1) Granularity of admin roles managed in Office 365 vs managed in Azure AD, there seem to be some little tiny differences that can prevent admin to their job.

2) Licenses: in principle an Admin needs no license, but ther are some actions that you can't perform with an adequate license (in Exchange Online or Intune).


We can sort point 1, but I am quite upset with point 2.


I recently attended an Ask The Expert session, during which the the MSFT guru suggested the elevation of "normal users" to "admin role" based on specifc time frame or on demand, but i could not find any hint in this sense.


If you have any, and want to share, feel free!






I recently attended an Ask The Expert session, during which the the MSFT guru suggested the elevation of "normal users" to "admin role" based on specifc time frame or on demand, but i could not find any hint in this sense.
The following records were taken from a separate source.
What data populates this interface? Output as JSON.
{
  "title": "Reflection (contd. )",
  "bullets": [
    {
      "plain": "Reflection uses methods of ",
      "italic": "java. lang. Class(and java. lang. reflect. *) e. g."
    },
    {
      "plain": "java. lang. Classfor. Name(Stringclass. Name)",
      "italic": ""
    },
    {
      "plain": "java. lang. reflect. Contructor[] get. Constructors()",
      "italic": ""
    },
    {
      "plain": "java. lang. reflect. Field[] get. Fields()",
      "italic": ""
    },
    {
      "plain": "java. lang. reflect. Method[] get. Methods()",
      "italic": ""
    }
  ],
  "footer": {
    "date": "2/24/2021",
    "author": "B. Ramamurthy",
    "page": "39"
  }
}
This means that you assign administrative permission to users for the duration of time needed for them to perform administrative work and remove the permission once the time elapses. It is the way that many large enterprises operate. However, given your size, I think it would probably generate too much overhead to do this. Instead, good auditing practice to make sure that any inappropriate actions by administrators are detected and questioned is probably a better path for you to take. A tool like Cogmotive's DIscover and Audit would help (it's cheaper than paying for Microsoft's Advanced Security Management).

@Guarino Nicola wrote:



I recently attended an Ask The Expert session, during which the the MSFT guru suggested the elevation of "normal users" to "admin role" based on specifc time frame or on demand, but i could not find any hint in this sense. 


Sounds like they were referring to the feature called Privileged Identity Management, which can temporarily elevant permissions based on specific conditions and approvals.

Is this what you are referring to?

What is Azure AD Privileged Identity Management?


That's the one, and is even better now compared to 3 months ago :)

Utilize a two-factor password vault on their primary account to access the administrative account for elevated access, and be sure the administrative account has a 24 hour reset. This ensures that when the primary account is disabled, they no longer have access to the administrative account and it's password has been automatically changed. It's additional overhead but highly secure.